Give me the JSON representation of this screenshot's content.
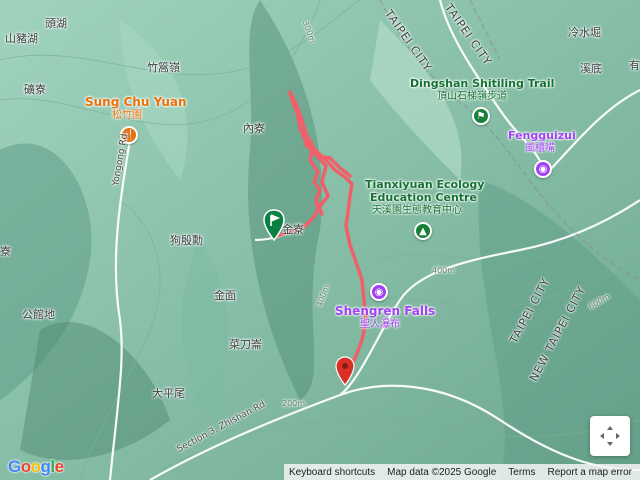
{
  "labels": {
    "toutun_hu": "頭湖",
    "shanzhu_hu": "山豬湖",
    "zhuzi_hu_ridge": "竹篙嶺",
    "jian_liao": "礦寮",
    "nei_liao": "內寮",
    "gou_dian_dong": "狗殷勳",
    "jin_mian": "金面",
    "gong_guan_di": "公館地",
    "cai_dao_lun": "菜刀崙",
    "da_ping_wei": "大平尾",
    "jin_liao": "金寮",
    "leng_shui_keng": "冷水堀",
    "xi_di": "溪底",
    "liao_label": "寮",
    "you_label": "有"
  },
  "poi": {
    "sung_chu_yuan_en": "Sung Chu Yuan",
    "sung_chu_yuan_zh": "松竹園",
    "dingshan_en": "Dingshan Shitiling Trail",
    "dingshan_zh": "頂山石梯嶺步道",
    "fengguizui_en": "Fengguizui",
    "fengguizui_zh": "風櫃嘴",
    "tianxiyuan_en1": "Tianxiyuan Ecology",
    "tianxiyuan_en2": "Education Centre",
    "tianxiyuan_zh": "天溪園生態教育中心",
    "shengren_en": "Shengren Falls",
    "shengren_zh": "聖人瀑布"
  },
  "roads": {
    "yongong_rd": "Yongong Rd",
    "zhishan_rd": "Section 3, Zhishan Rd"
  },
  "boundaries": {
    "taipei_city_1": "TAIPEI CITY",
    "taipei_city_2": "TAIPEI CITY",
    "taipei_city_3": "TAIPEI CITY",
    "new_taipei_city": "NEW TAIPEI CITY"
  },
  "contours": {
    "c300_top": "300m",
    "c400_mid": "400m",
    "c400_right": "400m",
    "c200_bottom": "200m",
    "c600_right": "600m"
  },
  "footer": {
    "keyboard": "Keyboard shortcuts",
    "map_data": "Map data ©2025 Google",
    "terms": "Terms",
    "report": "Report a map error"
  },
  "logo": "Google",
  "colors": {
    "track": "#f0606a",
    "start_flag": "#0b8043",
    "end_pin": "#d93025",
    "restaurant": "#e8710a",
    "park": "#188038",
    "attraction": "#a142f4"
  }
}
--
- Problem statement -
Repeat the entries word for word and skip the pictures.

- The completed task -
Give me the JSON representation of this screenshot's content.
{
  "labels": {
    "toutun_hu": "頭湖",
    "shanzhu_hu": "山豬湖",
    "zhuzi_hu_ridge": "竹篙嶺",
    "jian_liao": "礦寮",
    "nei_liao": "內寮",
    "gou_dian_dong": "狗殷勳",
    "jin_mian": "金面",
    "gong_guan_di": "公館地",
    "cai_dao_lun": "菜刀崙",
    "da_ping_wei": "大平尾",
    "jin_liao": "金寮",
    "leng_shui_keng": "冷水堀",
    "xi_di": "溪底",
    "liao_label": "寮",
    "you_label": "有"
  },
  "poi": {
    "sung_chu_yuan_en": "Sung Chu Yuan",
    "sung_chu_yuan_zh": "松竹園",
    "dingshan_en": "Dingshan Shitiling Trail",
    "dingshan_zh": "頂山石梯嶺步道",
    "fengguizui_en": "Fengguizui",
    "fengguizui_zh": "風櫃嘴",
    "tianxiyuan_en1": "Tianxiyuan Ecology",
    "tianxiyuan_en2": "Education Centre",
    "tianxiyuan_zh": "天溪園生態教育中心",
    "shengren_en": "Shengren Falls",
    "shengren_zh": "聖人瀑布"
  },
  "roads": {
    "yongong_rd": "Yongong Rd",
    "zhishan_rd": "Section 3, Zhishan Rd"
  },
  "boundaries": {
    "taipei_city_1": "TAIPEI CITY",
    "taipei_city_2": "TAIPEI CITY",
    "taipei_city_3": "TAIPEI CITY",
    "new_taipei_city": "NEW TAIPEI CITY"
  },
  "contours": {
    "c300_top": "300m",
    "c400_mid": "400m",
    "c400_right": "400m",
    "c200_bottom": "200m",
    "c600_right": "600m"
  },
  "footer": {
    "keyboard": "Keyboard shortcuts",
    "map_data": "Map data ©2025 Google",
    "terms": "Terms",
    "report": "Report a map error"
  },
  "logo": "Google",
  "colors": {
    "track": "#f0606a",
    "start_flag": "#0b8043",
    "end_pin": "#d93025",
    "restaurant": "#e8710a",
    "park": "#188038",
    "attraction": "#a142f4"
  }
}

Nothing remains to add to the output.